Top of Data extract

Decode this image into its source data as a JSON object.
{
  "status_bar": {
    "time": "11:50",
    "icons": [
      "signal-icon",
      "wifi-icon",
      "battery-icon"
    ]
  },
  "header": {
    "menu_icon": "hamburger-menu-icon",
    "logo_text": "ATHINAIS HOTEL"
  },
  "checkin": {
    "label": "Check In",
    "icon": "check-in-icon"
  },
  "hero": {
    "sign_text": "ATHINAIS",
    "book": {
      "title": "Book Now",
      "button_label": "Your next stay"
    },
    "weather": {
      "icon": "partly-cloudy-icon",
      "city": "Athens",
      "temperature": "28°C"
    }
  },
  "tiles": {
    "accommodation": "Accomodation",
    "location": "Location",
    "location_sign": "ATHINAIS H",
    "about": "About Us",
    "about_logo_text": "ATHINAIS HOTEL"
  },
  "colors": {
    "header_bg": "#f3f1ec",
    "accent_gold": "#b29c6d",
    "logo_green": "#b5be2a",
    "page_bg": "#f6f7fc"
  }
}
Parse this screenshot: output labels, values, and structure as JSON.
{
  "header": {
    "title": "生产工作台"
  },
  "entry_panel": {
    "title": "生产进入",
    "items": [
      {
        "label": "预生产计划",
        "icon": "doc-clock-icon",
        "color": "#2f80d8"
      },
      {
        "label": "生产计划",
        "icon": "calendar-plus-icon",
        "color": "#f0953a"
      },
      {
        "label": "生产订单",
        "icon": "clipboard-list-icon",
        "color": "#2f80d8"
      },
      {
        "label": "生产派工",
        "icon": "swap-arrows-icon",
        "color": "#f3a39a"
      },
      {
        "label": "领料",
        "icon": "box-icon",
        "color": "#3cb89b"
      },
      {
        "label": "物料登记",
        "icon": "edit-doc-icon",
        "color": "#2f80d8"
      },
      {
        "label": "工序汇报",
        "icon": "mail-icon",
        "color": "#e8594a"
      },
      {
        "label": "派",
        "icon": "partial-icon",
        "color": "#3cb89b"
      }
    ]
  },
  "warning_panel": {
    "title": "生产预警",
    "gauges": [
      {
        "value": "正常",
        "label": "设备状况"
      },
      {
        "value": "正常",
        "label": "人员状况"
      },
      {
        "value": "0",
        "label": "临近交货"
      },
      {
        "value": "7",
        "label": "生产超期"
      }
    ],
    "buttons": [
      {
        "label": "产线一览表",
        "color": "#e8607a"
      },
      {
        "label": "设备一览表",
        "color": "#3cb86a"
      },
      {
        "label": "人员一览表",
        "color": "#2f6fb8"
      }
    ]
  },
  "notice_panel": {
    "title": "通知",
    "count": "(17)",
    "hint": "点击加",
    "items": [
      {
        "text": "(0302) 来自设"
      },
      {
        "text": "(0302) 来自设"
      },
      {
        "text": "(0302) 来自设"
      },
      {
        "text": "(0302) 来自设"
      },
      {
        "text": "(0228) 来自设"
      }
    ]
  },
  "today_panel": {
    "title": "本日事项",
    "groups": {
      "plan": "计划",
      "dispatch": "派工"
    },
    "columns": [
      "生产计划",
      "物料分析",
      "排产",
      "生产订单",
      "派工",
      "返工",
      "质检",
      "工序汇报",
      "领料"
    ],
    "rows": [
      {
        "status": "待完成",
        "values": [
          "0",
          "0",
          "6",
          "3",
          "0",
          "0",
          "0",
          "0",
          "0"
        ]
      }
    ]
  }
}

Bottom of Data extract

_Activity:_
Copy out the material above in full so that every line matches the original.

_Solution:_
Decode this image into its source data as a JSON object.
{
  "status_bar": {
    "time": "11:50",
    "icons": [
      "signal-icon",
      "wifi-icon",
      "battery-icon"
    ]
  },
  "header": {
    "menu_icon": "hamburger-menu-icon",
    "logo_text": "ATHINAIS HOTEL"
  },
  "checkin": {
    "label": "Check In",
    "icon": "check-in-icon"
  },
  "hero": {
    "sign_text": "ATHINAIS",
    "book": {
      "title": "Book Now",
      "button_label": "Your next stay"
    },
    "weather": {
      "icon": "partly-cloudy-icon",
      "city": "Athens",
      "temperature": "28°C"
    }
  },
  "tiles": {
    "accommodation": "Accomodation",
    "location": "Location",
    "location_sign": "ATHINAIS H",
    "about": "About Us",
    "about_logo_text": "ATHINAIS HOTEL"
  },
  "colors": {
    "header_bg": "#f3f1ec",
    "accent_gold": "#b29c6d",
    "logo_green": "#b5be2a",
    "page_bg": "#f6f7fc"
  }
}
Parse this screenshot: output labels, values, and structure as JSON.
{
  "header": {
    "title": "生产工作台"
  },
  "entry_panel": {
    "title": "生产进入",
    "items": [
      {
        "label": "预生产计划",
        "icon": "doc-clock-icon",
        "color": "#2f80d8"
      },
      {
        "label": "生产计划",
        "icon": "calendar-plus-icon",
        "color": "#f0953a"
      },
      {
        "label": "生产订单",
        "icon": "clipboard-list-icon",
        "color": "#2f80d8"
      },
      {
        "label": "生产派工",
        "icon": "swap-arrows-icon",
        "color": "#f3a39a"
      },
      {
        "label": "领料",
        "icon": "box-icon",
        "color": "#3cb89b"
      },
      {
        "label": "物料登记",
        "icon": "edit-doc-icon",
        "color": "#2f80d8"
      },
      {
        "label": "工序汇报",
        "icon": "mail-icon",
        "color": "#e8594a"
      },
      {
        "label": "派",
        "icon": "partial-icon",
        "color": "#3cb89b"
      }
    ]
  },
  "warning_panel": {
    "title": "生产预警",
    "gauges": [
      {
        "value": "正常",
        "label": "设备状况"
      },
      {
        "value": "正常",
        "label": "人员状况"
      },
      {
        "value": "0",
        "label": "临近交货"
      },
      {
        "value": "7",
        "label": "生产超期"
      }
    ],
    "buttons": [
      {
        "label": "产线一览表",
        "color": "#e8607a"
      },
      {
        "label": "设备一览表",
        "color": "#3cb86a"
      },
      {
        "label": "人员一览表",
        "color": "#2f6fb8"
      }
    ]
  },
  "notice_panel": {
    "title": "通知",
    "count": "(17)",
    "hint": "点击加",
    "items": [
      {
        "text": "(0302) 来自设"
      },
      {
        "text": "(0302) 来自设"
      },
      {
        "text": "(0302) 来自设"
      },
      {
        "text": "(0302) 来自设"
      },
      {
        "text": "(0228) 来自设"
      }
    ]
  },
  "today_panel": {
    "title": "本日事项",
    "groups": {
      "plan": "计划",
      "dispatch": "派工"
    },
    "columns": [
      "生产计划",
      "物料分析",
      "排产",
      "生产订单",
      "派工",
      "返工",
      "质检",
      "工序汇报",
      "领料"
    ],
    "rows": [
      {
        "status": "待完成",
        "values": [
          "0",
          "0",
          "6",
          "3",
          "0",
          "0",
          "0",
          "0",
          "0"
        ]
      }
    ]
  }
}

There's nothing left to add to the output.